According to the Palestinian Centre for Human Rights, the Shurrabs are the second family in Gaza to have been given a financial payment by an Israeli court in relation to Cast Lead (“In the second case of its kind, PCHR succeeds in ensuring reparation for the family of two victims of the Israeli offensive in Gaza,” 9 September 2012). In July 2011, PCHR negotiated with Israel to secure a slightly larger payment (approximately $120,000) to the Abu Hajjaj family. Raya Abu Hajjaj, 67 years old, and her daughter Majida, 37, were both killed by Israeli troops during the same offensive.
Refusal of responsibility
Mohammed al-Alami, a lawyer with PCHR, asserted that Israel did not agree to pay compensation to the two families. Instead, it agreed to a compromise.
“In the case of the Abu Hajjaj family, Israel did not admit any legal or moral responsibility for the killing of the two women,” al-Alami said. “Can you imagine: the Israeli officer who shot dead the two women was sentenced to 45 days of imprisonment and this was not enough in legal terms [to illustrate Israeli responsibility]?”

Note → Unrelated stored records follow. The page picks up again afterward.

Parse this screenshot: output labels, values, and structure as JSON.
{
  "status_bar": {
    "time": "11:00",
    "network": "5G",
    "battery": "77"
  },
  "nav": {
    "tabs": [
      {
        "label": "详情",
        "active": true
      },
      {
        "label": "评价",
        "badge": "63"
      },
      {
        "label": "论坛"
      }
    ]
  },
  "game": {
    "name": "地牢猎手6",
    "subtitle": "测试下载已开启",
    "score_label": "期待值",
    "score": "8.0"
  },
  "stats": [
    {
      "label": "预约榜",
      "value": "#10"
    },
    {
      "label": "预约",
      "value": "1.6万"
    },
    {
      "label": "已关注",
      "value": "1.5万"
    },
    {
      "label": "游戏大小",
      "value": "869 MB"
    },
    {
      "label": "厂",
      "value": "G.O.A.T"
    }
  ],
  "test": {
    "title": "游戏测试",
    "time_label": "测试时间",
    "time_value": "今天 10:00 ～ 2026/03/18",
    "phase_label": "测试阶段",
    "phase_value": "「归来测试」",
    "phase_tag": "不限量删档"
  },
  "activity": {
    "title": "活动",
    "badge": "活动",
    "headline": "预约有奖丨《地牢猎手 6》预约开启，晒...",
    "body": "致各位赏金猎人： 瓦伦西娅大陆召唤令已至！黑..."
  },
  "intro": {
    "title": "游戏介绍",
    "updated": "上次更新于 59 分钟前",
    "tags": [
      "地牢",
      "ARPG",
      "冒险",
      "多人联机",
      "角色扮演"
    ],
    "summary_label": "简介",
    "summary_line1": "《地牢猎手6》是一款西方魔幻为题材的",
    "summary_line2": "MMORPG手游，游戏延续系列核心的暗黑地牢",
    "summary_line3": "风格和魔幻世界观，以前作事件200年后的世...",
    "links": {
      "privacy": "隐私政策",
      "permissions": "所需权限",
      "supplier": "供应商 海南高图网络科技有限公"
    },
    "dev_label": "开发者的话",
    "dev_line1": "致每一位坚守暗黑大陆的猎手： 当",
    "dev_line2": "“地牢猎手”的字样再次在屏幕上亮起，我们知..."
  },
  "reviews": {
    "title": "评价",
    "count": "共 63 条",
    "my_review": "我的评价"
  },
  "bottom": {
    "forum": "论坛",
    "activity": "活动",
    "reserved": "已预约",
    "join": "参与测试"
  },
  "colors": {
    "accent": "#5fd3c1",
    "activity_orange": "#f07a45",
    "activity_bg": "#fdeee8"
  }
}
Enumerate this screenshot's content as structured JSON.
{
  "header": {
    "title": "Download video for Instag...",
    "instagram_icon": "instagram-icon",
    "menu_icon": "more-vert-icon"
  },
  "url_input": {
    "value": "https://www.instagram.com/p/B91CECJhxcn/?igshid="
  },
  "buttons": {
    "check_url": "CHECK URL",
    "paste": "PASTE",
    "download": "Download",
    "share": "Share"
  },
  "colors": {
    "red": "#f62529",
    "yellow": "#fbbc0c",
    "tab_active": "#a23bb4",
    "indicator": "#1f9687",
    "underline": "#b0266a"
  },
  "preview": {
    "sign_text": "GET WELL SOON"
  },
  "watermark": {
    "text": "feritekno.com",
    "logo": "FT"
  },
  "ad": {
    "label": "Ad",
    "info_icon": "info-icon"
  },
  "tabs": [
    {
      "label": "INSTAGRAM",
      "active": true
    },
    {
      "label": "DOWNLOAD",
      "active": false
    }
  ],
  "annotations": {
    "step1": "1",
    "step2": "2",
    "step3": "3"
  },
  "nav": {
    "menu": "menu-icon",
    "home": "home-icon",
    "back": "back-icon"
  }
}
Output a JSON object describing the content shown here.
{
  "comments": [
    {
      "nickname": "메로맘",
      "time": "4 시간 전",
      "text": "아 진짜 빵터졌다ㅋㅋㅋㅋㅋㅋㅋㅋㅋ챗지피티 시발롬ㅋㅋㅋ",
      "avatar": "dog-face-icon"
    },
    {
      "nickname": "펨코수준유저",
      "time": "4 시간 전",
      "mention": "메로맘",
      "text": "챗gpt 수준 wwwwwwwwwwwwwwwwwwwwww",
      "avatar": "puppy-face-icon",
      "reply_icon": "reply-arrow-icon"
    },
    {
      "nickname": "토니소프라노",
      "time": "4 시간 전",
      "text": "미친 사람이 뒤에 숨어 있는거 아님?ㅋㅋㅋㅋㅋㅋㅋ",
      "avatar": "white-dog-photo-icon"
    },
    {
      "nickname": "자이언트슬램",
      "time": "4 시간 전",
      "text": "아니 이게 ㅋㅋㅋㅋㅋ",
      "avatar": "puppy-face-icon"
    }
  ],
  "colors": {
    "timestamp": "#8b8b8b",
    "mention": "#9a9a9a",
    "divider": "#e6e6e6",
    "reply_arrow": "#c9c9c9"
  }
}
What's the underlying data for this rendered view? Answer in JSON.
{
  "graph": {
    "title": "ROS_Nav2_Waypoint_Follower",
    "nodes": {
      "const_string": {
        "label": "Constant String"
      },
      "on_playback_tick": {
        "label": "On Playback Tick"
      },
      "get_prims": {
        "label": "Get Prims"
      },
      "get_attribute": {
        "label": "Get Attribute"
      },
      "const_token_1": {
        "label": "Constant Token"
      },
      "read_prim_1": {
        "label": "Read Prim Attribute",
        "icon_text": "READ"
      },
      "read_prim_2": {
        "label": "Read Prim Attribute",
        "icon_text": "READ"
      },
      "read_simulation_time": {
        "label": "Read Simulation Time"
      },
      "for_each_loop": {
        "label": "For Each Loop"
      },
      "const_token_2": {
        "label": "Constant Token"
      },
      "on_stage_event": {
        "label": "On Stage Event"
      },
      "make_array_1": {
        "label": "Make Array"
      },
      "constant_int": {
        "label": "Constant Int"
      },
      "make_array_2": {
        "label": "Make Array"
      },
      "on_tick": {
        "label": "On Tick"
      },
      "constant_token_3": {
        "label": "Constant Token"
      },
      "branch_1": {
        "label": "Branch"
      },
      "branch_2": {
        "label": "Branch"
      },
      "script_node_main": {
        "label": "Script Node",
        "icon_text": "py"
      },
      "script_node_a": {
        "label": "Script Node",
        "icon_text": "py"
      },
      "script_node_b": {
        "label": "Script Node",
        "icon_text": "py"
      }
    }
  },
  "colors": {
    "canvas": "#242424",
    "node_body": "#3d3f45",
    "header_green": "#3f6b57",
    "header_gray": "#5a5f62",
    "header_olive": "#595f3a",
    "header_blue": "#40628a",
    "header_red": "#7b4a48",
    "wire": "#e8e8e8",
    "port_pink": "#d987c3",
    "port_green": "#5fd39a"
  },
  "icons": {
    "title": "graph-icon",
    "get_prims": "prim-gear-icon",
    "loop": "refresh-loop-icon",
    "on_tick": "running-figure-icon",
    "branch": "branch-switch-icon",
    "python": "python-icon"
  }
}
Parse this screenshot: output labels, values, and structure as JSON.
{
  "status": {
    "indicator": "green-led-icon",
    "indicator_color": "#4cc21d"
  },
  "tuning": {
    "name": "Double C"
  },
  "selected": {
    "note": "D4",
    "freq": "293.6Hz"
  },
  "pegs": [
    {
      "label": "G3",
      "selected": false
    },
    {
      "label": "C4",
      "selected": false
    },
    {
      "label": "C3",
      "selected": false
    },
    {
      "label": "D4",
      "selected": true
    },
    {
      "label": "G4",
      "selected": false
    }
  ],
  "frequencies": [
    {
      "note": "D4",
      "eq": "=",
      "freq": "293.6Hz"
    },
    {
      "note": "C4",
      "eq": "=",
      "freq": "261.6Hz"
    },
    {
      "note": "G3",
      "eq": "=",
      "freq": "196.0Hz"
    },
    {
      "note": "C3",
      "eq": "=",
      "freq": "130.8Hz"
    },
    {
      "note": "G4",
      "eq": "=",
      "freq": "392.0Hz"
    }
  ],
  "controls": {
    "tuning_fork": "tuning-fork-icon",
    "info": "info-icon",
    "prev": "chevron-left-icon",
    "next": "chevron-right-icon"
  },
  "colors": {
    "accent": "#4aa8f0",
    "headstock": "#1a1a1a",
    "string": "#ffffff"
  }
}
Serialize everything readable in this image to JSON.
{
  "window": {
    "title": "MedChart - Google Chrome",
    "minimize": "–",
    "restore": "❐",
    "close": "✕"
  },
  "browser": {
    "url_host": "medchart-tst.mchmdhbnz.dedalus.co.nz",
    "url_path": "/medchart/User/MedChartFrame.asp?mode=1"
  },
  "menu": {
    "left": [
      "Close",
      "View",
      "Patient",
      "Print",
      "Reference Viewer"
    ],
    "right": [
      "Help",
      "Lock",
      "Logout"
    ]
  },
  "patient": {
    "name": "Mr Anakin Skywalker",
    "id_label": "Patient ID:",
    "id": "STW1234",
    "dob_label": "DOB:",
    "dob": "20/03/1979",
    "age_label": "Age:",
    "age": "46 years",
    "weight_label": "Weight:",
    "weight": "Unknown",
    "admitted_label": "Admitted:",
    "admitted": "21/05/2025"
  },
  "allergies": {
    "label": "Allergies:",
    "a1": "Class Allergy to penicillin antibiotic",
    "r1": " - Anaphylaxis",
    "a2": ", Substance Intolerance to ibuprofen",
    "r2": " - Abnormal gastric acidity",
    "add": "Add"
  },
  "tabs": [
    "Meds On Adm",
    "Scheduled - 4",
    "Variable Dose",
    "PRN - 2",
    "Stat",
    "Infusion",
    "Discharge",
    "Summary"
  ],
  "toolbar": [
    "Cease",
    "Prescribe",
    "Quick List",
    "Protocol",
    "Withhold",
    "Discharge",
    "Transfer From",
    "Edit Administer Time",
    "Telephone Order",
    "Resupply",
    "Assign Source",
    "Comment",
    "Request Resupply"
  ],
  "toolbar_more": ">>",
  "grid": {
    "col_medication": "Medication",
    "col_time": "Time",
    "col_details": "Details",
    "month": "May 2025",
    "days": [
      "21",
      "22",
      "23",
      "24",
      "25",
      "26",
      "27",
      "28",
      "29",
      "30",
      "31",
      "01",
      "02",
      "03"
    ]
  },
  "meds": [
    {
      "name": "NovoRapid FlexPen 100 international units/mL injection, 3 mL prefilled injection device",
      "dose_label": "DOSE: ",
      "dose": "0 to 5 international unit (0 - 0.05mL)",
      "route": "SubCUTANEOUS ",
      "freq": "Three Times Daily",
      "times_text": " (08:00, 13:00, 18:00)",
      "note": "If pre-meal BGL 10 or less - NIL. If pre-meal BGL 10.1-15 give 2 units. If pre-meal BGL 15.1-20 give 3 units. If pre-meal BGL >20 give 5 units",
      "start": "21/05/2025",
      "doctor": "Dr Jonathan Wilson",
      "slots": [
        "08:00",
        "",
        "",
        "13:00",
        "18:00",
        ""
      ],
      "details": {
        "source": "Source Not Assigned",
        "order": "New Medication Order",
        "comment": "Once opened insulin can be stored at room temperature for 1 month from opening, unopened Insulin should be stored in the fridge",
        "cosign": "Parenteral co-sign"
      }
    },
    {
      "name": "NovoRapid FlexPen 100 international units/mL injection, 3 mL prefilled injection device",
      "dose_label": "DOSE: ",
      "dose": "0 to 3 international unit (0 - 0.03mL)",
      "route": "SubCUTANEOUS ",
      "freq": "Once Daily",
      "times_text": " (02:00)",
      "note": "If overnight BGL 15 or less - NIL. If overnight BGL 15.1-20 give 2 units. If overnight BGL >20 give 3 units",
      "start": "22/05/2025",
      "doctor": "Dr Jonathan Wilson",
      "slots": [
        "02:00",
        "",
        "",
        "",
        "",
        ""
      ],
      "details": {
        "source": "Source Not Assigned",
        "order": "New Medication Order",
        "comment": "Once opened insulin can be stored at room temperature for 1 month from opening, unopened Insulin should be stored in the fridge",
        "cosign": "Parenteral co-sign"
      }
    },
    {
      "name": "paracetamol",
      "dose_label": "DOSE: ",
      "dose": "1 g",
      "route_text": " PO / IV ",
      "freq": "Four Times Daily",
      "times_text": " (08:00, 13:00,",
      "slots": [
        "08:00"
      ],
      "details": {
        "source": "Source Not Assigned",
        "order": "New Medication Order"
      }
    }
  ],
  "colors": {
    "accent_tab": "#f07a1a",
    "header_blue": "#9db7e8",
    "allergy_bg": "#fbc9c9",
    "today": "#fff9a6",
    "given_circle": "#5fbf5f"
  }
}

PCHR has begun proceedings in 100 cases since Cast Lead. So far, however, Israel has only offered financial payments to the Shurrab and Abu Hajjaj families.
Israeli courts have rejected 26 of the cases.
The Israeli government had previously tried to prevent Gaza-based organizations such as PCHR from suing its troops on the grounds that it had declared Gaza to be a “hostile entity” in 2008. Yet PCHR successfully challenged the Israeli decision.
Earlier this month, an Israeli court in Nazareth dismissed a claim filed by PCHR on behalf of the al-Daya family in Gaza. Even though 22 members of that family were killed when Israel bombed a two-story building during Cast Lead, the court ruled that Israel was not responsible for their deaths as it was conducting a military operation (“In continued denial of access to justice, the Israeli Central Court dismisses a claim filed on behalf of the al-Daya family,” Palestinian Centre for Human Rights, 11 September 2012).
“My entire family — including my pregnant wife, five children, parents, sisters, brothers, nieces and nephews — were all killed at once during the war,” Mohammad al-Daya, a 32-year-old survivor of Cast Lead, said.
“What did a pregnant wife, elderly parents and little children do to be killed that way? I appeal to all concerned bodies, including the International Court of Justice, to bring to justice those who committed the crime against my family. I am not asking for any funds or money, what I am asking for is that justice prevails and that we in Gaza feel safer.”
Editors note: an earlier version of this story identified one of the two killed brothers as Abbas Shurrab. The article has corrected with the correct name of Ibrahim Shurrab.
Rami Almeghari is a journalist and university lecturer based in the Gaza Strip.